Recall that in 2020, during the hasty passing of Putin's amendments to the Basic Law, the Constitutional Court acted as the legalizer of the coup. On March 10, United Russia MP Valentina Tereshkova proposed lifting restrictions on the number of presidential terms or allowing re-election of Vladimir Putin to the presidency (“nullifying” the number of terms already held by him as president). Putin, who suddenly appeared at a meeting of the Duma, supported Tereshkova’s statement but referred to the need to obtain a Constitutional Court opinion on the conformity of the amendments to the current Constitution. Already after two days of consideration, the Constitutional Court almost wholly recognized the legality of “nullifying,” although in 1998, considering a similar case, it had forbidden President Yeltsin to run for the third time in a row.
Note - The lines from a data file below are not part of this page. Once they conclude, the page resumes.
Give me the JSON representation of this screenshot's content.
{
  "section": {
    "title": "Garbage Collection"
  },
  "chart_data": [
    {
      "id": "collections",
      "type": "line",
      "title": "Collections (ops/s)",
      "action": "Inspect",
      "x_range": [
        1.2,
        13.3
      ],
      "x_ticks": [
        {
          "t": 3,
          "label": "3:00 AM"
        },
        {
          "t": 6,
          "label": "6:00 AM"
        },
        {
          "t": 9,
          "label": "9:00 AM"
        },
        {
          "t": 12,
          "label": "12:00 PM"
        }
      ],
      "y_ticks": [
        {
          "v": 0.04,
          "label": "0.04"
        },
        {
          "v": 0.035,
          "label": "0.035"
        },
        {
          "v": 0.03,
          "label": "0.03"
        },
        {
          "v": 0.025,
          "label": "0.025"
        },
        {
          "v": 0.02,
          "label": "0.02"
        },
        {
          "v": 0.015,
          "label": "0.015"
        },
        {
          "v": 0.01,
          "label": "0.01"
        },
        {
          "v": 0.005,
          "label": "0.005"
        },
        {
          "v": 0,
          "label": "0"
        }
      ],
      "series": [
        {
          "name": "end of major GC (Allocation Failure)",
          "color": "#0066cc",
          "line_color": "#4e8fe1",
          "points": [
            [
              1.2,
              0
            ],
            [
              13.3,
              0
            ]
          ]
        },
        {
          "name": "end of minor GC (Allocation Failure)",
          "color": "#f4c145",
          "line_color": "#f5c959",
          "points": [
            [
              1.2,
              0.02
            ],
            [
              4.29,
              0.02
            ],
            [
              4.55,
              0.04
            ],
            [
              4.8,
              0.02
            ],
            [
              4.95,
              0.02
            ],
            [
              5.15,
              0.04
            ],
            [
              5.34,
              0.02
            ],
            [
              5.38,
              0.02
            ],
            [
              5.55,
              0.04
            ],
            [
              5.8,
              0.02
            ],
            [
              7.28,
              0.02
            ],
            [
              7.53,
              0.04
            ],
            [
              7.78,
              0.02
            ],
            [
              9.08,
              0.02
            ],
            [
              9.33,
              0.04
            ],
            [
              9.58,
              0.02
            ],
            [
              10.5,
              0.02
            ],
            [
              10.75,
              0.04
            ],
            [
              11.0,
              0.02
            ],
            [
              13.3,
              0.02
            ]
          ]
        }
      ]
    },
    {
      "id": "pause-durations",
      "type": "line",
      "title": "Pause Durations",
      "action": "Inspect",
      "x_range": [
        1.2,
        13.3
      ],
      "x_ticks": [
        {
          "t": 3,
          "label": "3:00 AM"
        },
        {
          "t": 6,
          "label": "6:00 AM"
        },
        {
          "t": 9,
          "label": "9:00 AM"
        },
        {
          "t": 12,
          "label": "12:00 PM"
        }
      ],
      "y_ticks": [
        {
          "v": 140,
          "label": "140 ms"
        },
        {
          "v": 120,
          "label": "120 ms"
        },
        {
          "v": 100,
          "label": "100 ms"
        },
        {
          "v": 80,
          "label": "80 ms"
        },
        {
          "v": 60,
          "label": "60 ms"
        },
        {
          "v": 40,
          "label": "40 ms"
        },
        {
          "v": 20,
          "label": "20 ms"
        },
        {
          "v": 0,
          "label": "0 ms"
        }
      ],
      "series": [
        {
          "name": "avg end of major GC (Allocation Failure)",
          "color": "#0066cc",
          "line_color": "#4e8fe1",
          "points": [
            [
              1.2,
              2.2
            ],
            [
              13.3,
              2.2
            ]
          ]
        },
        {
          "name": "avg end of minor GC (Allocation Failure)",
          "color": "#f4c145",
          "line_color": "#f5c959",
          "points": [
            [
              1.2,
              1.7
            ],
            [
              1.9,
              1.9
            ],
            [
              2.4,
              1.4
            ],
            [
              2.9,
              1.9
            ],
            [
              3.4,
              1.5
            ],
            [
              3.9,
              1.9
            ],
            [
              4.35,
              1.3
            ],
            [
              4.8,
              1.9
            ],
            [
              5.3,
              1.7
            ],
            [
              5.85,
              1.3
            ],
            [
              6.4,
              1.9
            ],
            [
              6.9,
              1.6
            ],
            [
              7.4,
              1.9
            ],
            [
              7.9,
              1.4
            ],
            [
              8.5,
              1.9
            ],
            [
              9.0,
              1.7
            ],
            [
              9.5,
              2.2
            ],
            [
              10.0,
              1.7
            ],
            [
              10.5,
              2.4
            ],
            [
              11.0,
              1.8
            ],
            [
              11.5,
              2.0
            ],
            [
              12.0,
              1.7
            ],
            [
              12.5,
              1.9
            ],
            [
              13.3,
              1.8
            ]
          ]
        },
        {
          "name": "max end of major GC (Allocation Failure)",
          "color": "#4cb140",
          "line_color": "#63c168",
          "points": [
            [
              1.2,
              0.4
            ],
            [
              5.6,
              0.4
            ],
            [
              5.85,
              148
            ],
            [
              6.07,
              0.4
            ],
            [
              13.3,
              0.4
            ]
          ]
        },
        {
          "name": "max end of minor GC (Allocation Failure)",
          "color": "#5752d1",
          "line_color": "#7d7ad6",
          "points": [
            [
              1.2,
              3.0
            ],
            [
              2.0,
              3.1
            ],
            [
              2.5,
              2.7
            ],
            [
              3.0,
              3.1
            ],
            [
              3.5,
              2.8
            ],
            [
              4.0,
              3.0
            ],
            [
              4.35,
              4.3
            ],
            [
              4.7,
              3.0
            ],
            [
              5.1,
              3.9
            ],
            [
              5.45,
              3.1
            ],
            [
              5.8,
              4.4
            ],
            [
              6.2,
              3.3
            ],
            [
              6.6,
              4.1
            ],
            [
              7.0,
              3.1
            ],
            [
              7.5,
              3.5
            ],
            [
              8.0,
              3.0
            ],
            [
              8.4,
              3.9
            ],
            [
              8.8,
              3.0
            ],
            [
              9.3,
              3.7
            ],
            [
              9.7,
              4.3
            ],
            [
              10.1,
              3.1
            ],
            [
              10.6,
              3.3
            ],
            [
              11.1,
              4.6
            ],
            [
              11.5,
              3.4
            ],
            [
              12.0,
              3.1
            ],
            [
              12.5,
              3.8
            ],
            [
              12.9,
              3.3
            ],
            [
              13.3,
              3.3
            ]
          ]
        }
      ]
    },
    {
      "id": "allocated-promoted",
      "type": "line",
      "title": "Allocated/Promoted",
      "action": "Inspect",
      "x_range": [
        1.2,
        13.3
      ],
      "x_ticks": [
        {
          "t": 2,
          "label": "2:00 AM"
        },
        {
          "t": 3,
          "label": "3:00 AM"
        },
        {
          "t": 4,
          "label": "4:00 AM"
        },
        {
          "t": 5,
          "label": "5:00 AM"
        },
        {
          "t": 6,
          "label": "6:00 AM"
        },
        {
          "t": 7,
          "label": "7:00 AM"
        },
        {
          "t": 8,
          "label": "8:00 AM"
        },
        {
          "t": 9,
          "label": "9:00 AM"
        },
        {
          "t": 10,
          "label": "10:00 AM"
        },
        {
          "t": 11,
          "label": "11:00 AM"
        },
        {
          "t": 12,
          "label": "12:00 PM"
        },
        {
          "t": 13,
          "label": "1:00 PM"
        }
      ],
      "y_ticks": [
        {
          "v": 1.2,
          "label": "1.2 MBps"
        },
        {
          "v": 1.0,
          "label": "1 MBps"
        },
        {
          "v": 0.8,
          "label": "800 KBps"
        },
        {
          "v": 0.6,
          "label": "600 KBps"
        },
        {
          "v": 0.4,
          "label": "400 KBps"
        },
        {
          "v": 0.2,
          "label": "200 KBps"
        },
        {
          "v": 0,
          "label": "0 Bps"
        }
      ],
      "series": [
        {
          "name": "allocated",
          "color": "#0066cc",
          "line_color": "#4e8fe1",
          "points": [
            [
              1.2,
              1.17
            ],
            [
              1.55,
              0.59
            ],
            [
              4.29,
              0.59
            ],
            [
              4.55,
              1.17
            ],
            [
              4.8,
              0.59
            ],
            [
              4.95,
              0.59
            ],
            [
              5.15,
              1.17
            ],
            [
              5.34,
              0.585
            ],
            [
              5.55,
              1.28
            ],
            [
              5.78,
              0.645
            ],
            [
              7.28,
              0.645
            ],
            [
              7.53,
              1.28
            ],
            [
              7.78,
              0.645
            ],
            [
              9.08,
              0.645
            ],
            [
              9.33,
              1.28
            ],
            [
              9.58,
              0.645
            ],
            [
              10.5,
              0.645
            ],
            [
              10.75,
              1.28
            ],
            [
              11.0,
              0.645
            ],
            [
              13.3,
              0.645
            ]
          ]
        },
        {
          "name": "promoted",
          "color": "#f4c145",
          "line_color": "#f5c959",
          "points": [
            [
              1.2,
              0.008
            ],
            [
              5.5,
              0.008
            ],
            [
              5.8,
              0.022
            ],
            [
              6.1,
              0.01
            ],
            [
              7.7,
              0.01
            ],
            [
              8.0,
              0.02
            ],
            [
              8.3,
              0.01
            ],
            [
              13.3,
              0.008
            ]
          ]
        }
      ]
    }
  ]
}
It is noteworthy that the judges explained the new decision by the “special clause” included in the Basic Law which had been absent earlier, which takes into account certain “historical factors <...>, including the degree of threats to the state and society, the state of the political and economic systems.” According to many experts and analysts, allowing Putin to remain president after 2024 was the main goal of the whole venture with the amendments.
As early as March 14, 2020, Putin signed hastily drafted amendments. Besides “nullifying the terms,” they allow the Russian authorities to ignore the decisions of the European Court of Human Rights, introduce the concept of “internal threats” that the Security Council of the Russian Federation must fight, and also expand the powers of the president. They completed the constitutional and legal drafting of Putin's dictatorship and are regarded by the Free Russia Forum as an illegitimate and anti-democratic constitutional coup.